| Problem to solve |
The answer should consist of all the records, copied exactly.

| Records for the task |
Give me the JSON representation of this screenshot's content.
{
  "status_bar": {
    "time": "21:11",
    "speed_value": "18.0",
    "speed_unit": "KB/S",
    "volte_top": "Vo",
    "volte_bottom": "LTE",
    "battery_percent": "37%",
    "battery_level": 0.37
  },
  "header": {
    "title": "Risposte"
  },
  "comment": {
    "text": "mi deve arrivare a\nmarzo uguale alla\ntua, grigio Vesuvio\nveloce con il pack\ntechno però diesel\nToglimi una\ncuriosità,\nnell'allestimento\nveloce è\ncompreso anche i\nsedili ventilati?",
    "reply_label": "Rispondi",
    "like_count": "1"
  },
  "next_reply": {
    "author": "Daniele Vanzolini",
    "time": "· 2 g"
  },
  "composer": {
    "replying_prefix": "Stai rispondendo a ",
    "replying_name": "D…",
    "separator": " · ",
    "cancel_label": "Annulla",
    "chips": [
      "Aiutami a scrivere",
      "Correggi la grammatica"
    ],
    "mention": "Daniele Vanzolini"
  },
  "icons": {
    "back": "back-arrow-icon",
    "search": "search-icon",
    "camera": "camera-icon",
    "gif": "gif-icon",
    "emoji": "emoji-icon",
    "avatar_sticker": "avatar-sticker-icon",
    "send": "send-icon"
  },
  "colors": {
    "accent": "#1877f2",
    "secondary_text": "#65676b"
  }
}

| Solution to this problem |
Give me the JSON representation of this screenshot's content.
{
  "status_bar": {
    "time": "21:11",
    "speed_value": "18.0",
    "speed_unit": "KB/S",
    "volte_top": "Vo",
    "volte_bottom": "LTE",
    "battery_percent": "37%",
    "battery_level": 0.37
  },
  "header": {
    "title": "Risposte"
  },
  "comment": {
    "text": "mi deve arrivare a\nmarzo uguale alla\ntua, grigio Vesuvio\nveloce con il pack\ntechno però diesel\nToglimi una\ncuriosità,\nnell'allestimento\nveloce è\ncompreso anche i\nsedili ventilati?",
    "reply_label": "Rispondi",
    "like_count": "1"
  },
  "next_reply": {
    "author": "Daniele Vanzolini",
    "time": "· 2 g"
  },
  "composer": {
    "replying_prefix": "Stai rispondendo a ",
    "replying_name": "D…",
    "separator": " · ",
    "cancel_label": "Annulla",
    "chips": [
      "Aiutami a scrivere",
      "Correggi la grammatica"
    ],
    "mention": "Daniele Vanzolini"
  },
  "icons": {
    "back": "back-arrow-icon",
    "search": "search-icon",
    "camera": "camera-icon",
    "gif": "gif-icon",
    "emoji": "emoji-icon",
    "avatar_sticker": "avatar-sticker-icon",
    "send": "send-icon"
  },
  "colors": {
    "accent": "#1877f2",
    "secondary_text": "#65676b"
  }
}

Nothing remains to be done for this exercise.